Plus, a medium apple counts as 1 cup of fruit, so after eating one you're well on your way to meeting your daily fruit quota (around 2 cups for adults on a 2,000-calorie diet).

They also are a good source of immune-boosting vitamin C (providing 14 percent of the daily value).

More from EatingWell:
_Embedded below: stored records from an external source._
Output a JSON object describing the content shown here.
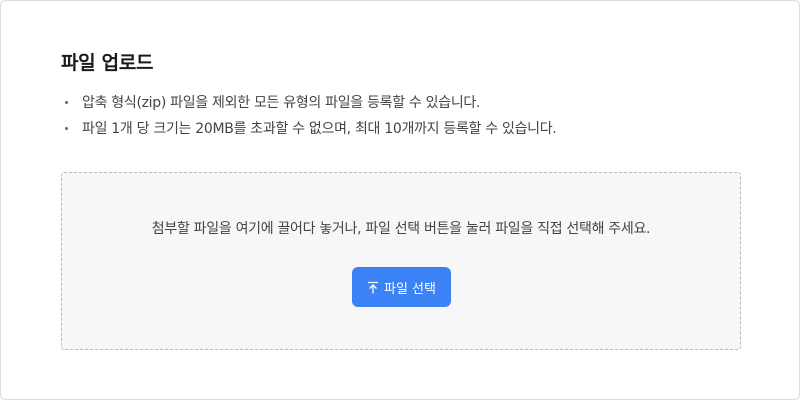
{
  "upload": {
    "title": "파일 업로드",
    "guides": [
      "압축 형식(zip) 파일을 제외한 모든 유형의 파일을 등록할 수 있습니다.",
      "파일 1개 당 크기는 20MB를 초과할 수 없으며, 최대 10개까지 등록할 수 있습니다."
    ],
    "dropzone": {
      "message": "첨부할 파일을 여기에 끌어다 놓거나, 파일 선택 버튼을 눌러 파일을 직접 선택해 주세요.",
      "button_label": "파일 선택",
      "button_icon": "upload-icon"
    }
  },
  "colors": {
    "accent": "#3b82f6",
    "dropzone_bg": "#f7f7f7",
    "dropzone_border": "#b9b9b9"
  }
}
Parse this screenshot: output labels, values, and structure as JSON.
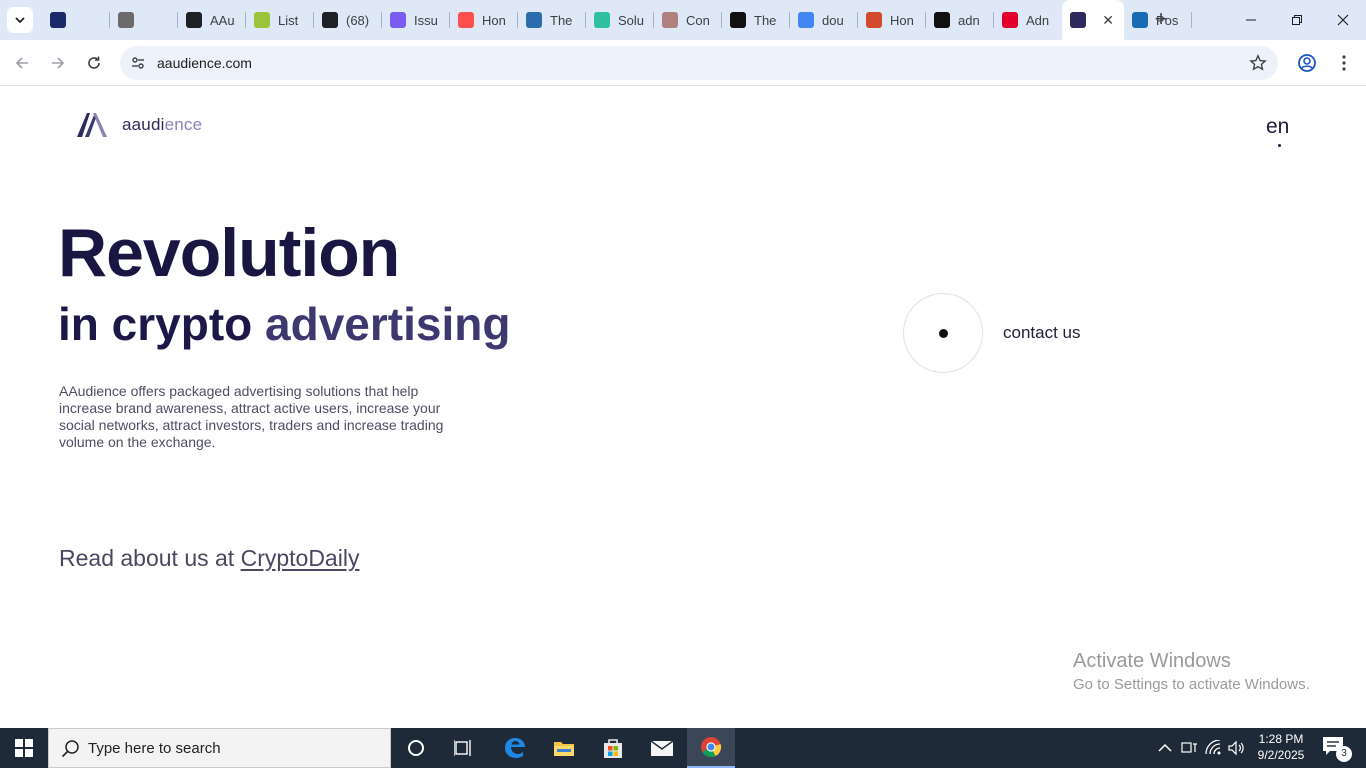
{
  "browser": {
    "tabs": [
      {
        "title": "",
        "favicon": "stack-icon",
        "color": "#1a2a6b"
      },
      {
        "title": "",
        "favicon": "fx-exchange-icon",
        "color": "#6b6b6b"
      },
      {
        "title": "AAu",
        "favicon": "openai-icon",
        "color": "#202124"
      },
      {
        "title": "List",
        "favicon": "w-icon",
        "color": "#9ac43c"
      },
      {
        "title": "(68)",
        "favicon": "b-icon",
        "color": "#202124"
      },
      {
        "title": "Issu",
        "favicon": "e-icon",
        "color": "#7b5cf0"
      },
      {
        "title": "Hon",
        "favicon": "f-icon",
        "color": "#ff4f4f"
      },
      {
        "title": "The",
        "favicon": "p-icon",
        "color": "#2b6cb0"
      },
      {
        "title": "Solu",
        "favicon": "swirl-icon",
        "color": "#30c0a0"
      },
      {
        "title": "Con",
        "favicon": "circle-icon",
        "color": "#b08080"
      },
      {
        "title": "The",
        "favicon": "slash-icon",
        "color": "#111111"
      },
      {
        "title": "dou",
        "favicon": "google-icon",
        "color": "#4285f4"
      },
      {
        "title": "Hon",
        "favicon": "c-icon",
        "color": "#d24a2b"
      },
      {
        "title": "adn",
        "favicon": "ad-icon",
        "color": "#111111"
      },
      {
        "title": "Adn",
        "favicon": "a-red-icon",
        "color": "#e4002b"
      },
      {
        "title": "",
        "favicon": "aaudience-icon",
        "color": "#2e2a5e"
      },
      {
        "title": "Pos",
        "favicon": "xf-icon",
        "color": "#1a6bb5"
      }
    ],
    "url": "aaudience.com"
  },
  "page": {
    "logo": {
      "brand_dark": "aaudi",
      "brand_light": "ence"
    },
    "language": "en",
    "hero": {
      "title": "Revolution",
      "subtitle_part1": "in crypto ",
      "subtitle_part2": "advertising",
      "description": "AAudience offers packaged advertising solutions that help increase brand awareness, attract active users, increase your social networks, attract investors, traders and increase trading volume on the exchange."
    },
    "read_about": {
      "prefix": "Read about us at ",
      "link": "CryptoDaily"
    },
    "contact": {
      "label": "contact us"
    },
    "activation": {
      "line1": "Activate Windows",
      "line2": "Go to Settings to activate Windows."
    }
  },
  "taskbar": {
    "search_placeholder": "Type here to search",
    "time": "1:28 PM",
    "date": "9/2/2025",
    "notifications": "3"
  }
}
Should You Buy Organic Apples?
6 More Foods That Do the Weight-Loss Work for You
Top 15 Heart-Healthy Foods